botmas botmas
  • Not too shy to talk
  • Not too shy to talk
  • Joined: 7/3/2009 9:25
  • From Canada
  • Group: Registered Users Basic Membership
  • Posts: 26
  • Posted on: 11/8/2009 20:13
nitrate #1
I just noticed that the nitrate level in tap water that I dechlorinate and set aside for my next water change drops over the course of a few days. I have verified this through repeat testing. Water I tested a few days ago right out of the tap came in at 10ppm nitrate. I used this same water to fill a 5 gallon pail and declorinated it as I usually do. Today I tested this water and it came out below 5ppm. Can anyone explain this?

thanks
Lynda Lynda
  • Just can't stay away
  • Just can't stay away
  • Joined: 6/6/2008 15:01
  • From Buckinghamshire
  • Group: Registered Users Basic Membership
  • Posts: 81
  • Posted on: 12/8/2009 7:47
Re: nitrate #2
Not sure but I think it gets relesed in to the air as nitorgen
botmas botmas
  • Not too shy to talk
  • Not too shy to talk
  • Joined: 7/3/2009 9:25
  • From Canada
  • Group: Registered Users Basic Membership
  • Posts: 26
  • Posted on: 13/8/2009 5:21
Re: nitrate #3
thanks for your response

I think I've heard the same however I don't believe it's suppose to happen that quickly.
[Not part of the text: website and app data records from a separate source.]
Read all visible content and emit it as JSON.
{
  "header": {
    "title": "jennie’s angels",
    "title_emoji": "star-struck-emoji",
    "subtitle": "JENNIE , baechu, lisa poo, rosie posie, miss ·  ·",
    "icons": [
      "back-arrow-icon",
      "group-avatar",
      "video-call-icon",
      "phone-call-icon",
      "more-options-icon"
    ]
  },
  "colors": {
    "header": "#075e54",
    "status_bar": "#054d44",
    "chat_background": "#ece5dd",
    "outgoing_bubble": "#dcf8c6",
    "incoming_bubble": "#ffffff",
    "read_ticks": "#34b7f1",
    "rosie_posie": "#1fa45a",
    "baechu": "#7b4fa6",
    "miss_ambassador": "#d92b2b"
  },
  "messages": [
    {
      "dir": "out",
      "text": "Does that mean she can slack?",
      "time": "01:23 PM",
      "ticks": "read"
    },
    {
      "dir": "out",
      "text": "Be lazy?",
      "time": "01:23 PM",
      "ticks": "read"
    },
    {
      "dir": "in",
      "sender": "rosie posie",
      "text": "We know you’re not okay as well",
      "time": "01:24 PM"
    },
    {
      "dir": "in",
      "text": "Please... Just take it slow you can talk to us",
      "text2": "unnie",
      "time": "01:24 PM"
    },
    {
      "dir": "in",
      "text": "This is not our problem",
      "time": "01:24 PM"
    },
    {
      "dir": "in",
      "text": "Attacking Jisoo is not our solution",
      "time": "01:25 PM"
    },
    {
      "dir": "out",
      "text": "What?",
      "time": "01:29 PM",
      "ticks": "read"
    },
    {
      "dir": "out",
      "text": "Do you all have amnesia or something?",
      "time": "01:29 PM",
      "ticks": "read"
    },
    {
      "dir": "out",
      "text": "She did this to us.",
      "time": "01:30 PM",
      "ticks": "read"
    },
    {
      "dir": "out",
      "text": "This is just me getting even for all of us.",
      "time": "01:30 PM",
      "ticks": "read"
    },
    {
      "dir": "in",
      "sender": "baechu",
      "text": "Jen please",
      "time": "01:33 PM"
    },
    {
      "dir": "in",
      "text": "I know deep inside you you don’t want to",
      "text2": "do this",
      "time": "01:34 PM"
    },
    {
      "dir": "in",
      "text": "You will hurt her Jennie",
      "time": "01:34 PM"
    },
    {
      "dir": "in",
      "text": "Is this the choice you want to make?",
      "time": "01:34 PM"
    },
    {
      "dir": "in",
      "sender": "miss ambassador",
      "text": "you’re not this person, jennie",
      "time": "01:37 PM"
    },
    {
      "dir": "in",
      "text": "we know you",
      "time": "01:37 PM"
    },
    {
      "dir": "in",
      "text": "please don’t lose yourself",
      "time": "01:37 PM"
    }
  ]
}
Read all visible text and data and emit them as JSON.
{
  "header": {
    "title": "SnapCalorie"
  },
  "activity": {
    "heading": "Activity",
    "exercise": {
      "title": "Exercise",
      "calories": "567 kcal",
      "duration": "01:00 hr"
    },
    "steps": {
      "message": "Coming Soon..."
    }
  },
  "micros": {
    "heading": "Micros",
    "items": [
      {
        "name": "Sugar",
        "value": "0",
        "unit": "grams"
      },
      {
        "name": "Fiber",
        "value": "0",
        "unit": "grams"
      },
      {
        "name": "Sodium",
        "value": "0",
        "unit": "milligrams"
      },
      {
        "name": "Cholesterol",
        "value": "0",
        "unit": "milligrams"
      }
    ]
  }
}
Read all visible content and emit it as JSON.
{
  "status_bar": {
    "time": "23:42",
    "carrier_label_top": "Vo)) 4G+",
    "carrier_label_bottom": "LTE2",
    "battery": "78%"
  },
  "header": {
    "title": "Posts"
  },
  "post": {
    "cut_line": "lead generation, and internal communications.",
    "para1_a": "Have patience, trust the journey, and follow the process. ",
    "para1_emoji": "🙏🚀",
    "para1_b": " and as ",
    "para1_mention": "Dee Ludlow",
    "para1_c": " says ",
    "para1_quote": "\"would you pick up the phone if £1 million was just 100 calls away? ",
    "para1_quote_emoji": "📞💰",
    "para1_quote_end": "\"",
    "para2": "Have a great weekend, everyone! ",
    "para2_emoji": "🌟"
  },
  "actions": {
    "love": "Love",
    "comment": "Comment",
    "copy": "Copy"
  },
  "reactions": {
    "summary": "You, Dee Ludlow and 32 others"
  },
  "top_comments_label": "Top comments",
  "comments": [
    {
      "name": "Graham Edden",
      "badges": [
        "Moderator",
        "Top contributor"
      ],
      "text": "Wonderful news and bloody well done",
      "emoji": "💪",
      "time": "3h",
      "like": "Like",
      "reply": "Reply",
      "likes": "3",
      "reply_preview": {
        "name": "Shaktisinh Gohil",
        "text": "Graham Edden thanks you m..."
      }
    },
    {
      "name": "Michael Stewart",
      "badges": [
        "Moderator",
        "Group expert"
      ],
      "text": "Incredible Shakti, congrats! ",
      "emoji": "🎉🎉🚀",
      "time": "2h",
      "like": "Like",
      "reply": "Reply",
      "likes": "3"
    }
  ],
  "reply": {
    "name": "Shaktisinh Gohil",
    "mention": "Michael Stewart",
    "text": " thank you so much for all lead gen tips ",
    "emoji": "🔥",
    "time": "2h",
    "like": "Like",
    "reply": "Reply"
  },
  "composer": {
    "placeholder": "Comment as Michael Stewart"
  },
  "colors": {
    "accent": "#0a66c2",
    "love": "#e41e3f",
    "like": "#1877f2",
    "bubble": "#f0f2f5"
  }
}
My understanding is that it is released this way in very small quantities. One of the reasons why frequent water changes are required is to keep nitrate levels down.........still a bit baffled,
Lynda Lynda
  • Just can't stay away
  • Just can't stay away
  • Joined: 6/6/2008 15:01
  • From Buckinghamshire
  • Group: Registered Users Basic Membership
  • Posts: 81
  • Posted on: 13/8/2009 7:51
Re: nitrate #4
Yes but in the tank you have fish constantly adding more so the rate of loss wont be enough to keep up. With out more being added maybe that loss would be enough to explain you results.

But as I said I don't know for sure my self just putting ideas up
EagleC EagleC
  • Plants Adviser
  • Plants  Adviser
  • Joined: 28/3/2007 12:01
  • From Hampshire
  • Group: Registered Users
  • Posts: 8176
  • Posted on: 13/8/2009 8:47
Re: nitrate #5
Nitrate is only one of the reasons for water changes as you mentioned.
The drop in nitrate test results you saw could be caused by several factors. To run a few ideas off that you may be able to dismiss...
1. Light, if the water is stored dechlorinated in a lit area photosynthetic bacteria or algae may start to use the nitrate long before water starts to look green.
2. Temperature, water out the tap is generally cold but will warm after a few days stored in the house. This may effect test results.
3. Anaerobic Activity, if the water goes stagnant anaerobic bacteria grow that will accelerate the breakdown of nitrate. Bubbling fresh air through the water will kill this bacteria releasing the nitrate back into the water.
4. Settling - Solid matter could be settling to the bottom of the storage tub, did it get mixed up before a sample was taken?
5. Nitrate Tests - hobby nitrate tests are normally not very accurate, especially in the lower ranges. It might be just fluke.